**THE PROBLEM**.
Match on the string "avatar" in the entries below and return every matching line.

**WORKING DATA**.
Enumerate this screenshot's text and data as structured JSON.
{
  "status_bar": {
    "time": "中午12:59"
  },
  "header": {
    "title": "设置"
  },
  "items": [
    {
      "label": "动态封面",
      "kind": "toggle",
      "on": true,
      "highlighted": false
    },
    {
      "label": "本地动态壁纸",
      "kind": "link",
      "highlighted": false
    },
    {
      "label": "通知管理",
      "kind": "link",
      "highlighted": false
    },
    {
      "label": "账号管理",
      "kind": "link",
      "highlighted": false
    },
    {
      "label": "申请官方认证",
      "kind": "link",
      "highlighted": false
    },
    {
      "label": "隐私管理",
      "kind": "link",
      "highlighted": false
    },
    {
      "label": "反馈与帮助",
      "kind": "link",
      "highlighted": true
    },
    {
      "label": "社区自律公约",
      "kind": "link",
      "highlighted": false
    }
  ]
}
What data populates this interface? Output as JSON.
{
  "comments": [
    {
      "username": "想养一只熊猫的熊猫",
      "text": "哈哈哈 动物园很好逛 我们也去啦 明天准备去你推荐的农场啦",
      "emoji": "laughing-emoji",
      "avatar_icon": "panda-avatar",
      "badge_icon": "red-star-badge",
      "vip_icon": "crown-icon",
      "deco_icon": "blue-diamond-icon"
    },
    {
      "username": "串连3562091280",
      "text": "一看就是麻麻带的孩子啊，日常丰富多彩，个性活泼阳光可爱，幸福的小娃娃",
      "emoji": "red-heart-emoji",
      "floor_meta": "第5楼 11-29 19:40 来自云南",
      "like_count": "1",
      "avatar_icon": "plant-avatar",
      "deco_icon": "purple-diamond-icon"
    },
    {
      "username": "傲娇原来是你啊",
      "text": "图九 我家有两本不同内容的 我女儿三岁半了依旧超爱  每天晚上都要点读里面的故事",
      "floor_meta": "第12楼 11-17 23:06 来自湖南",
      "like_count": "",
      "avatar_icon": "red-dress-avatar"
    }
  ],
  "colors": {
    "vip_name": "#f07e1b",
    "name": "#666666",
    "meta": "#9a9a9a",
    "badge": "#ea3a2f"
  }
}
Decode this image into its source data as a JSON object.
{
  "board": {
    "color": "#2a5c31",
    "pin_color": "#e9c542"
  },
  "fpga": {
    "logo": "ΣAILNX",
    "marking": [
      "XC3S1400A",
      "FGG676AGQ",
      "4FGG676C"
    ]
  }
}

**ANSWER BELOW**.
      "avatar_icon": "panda-avatar",
      "avatar_icon": "plant-avatar",
      "avatar_icon": "red-dress-avatar"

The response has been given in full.